Task requirements ▸ Go through the data and copy each line where the word "title" shows up.

Website and app data records

----------------

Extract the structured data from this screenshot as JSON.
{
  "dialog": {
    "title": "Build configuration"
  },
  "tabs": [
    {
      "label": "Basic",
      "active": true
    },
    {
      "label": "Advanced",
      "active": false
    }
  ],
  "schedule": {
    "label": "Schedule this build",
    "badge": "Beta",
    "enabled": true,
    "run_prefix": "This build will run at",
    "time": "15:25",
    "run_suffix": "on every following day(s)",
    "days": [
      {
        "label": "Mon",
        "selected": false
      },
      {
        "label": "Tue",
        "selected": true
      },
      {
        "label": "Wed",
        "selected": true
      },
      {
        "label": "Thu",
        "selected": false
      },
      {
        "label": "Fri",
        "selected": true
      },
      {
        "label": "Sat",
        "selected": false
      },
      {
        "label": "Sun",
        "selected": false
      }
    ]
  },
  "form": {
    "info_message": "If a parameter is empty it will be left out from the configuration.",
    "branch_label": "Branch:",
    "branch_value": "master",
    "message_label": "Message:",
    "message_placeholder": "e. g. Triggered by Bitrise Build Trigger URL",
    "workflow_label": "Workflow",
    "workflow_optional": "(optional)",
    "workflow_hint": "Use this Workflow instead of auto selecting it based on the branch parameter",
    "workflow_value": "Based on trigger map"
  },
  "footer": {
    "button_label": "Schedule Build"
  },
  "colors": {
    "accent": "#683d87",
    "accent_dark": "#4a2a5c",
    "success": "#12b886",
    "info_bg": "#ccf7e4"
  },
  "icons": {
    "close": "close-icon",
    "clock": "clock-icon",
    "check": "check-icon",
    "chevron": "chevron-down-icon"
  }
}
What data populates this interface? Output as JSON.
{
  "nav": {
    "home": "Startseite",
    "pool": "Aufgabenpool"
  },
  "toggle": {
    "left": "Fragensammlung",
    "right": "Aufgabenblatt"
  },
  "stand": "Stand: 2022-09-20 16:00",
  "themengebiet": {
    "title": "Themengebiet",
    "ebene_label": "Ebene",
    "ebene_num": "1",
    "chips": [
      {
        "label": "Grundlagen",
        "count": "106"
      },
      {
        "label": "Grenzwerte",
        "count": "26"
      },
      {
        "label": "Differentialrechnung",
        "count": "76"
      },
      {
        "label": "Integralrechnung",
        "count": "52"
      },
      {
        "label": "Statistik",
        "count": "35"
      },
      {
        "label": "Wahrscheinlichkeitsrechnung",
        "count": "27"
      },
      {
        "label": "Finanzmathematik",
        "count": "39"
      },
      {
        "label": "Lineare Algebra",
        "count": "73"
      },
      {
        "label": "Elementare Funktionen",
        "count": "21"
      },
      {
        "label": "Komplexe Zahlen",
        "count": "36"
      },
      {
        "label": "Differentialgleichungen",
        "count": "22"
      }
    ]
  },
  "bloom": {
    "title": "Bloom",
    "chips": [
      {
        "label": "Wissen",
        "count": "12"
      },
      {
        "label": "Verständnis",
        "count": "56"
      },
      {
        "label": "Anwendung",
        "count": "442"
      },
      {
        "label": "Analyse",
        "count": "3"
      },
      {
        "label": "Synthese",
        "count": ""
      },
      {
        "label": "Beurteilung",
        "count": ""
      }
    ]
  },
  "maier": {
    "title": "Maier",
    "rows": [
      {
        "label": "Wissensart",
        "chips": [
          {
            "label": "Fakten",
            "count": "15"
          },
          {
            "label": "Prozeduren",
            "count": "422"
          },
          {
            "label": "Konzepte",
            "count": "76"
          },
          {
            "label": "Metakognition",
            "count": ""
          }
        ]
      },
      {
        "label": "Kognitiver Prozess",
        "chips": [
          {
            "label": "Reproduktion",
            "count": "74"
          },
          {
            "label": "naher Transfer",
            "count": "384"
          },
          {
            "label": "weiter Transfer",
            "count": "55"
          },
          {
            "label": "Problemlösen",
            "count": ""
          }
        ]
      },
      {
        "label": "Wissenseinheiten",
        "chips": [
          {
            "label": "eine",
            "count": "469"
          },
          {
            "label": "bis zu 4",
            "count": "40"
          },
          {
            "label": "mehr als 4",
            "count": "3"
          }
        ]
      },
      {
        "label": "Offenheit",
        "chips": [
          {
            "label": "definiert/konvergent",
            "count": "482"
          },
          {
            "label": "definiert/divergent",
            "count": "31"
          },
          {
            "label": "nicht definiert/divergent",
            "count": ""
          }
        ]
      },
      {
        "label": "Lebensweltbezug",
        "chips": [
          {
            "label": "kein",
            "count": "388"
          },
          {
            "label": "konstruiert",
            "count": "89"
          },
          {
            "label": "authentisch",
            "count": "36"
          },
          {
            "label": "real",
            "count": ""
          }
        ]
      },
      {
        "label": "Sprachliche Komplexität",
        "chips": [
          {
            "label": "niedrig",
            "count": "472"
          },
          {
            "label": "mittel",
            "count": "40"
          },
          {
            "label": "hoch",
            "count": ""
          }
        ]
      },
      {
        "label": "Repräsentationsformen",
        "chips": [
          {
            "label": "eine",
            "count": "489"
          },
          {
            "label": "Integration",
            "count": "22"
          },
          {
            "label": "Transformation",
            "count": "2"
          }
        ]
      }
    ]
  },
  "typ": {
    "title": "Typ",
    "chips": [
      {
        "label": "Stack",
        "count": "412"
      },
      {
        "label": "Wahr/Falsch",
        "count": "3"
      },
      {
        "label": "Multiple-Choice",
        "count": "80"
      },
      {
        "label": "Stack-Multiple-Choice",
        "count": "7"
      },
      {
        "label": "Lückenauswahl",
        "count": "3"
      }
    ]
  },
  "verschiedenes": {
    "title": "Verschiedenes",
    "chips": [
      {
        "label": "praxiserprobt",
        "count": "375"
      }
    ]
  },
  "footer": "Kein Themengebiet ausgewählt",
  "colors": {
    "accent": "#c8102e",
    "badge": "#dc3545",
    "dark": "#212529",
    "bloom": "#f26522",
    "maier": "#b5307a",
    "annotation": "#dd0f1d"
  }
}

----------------

Output of the exercise ▸
    "title": "Build configuration"
    "title": "Themengebiet",
    "title": "Bloom",
    "title": "Maier",
    "title": "Typ",
    "title": "Verschiedenes",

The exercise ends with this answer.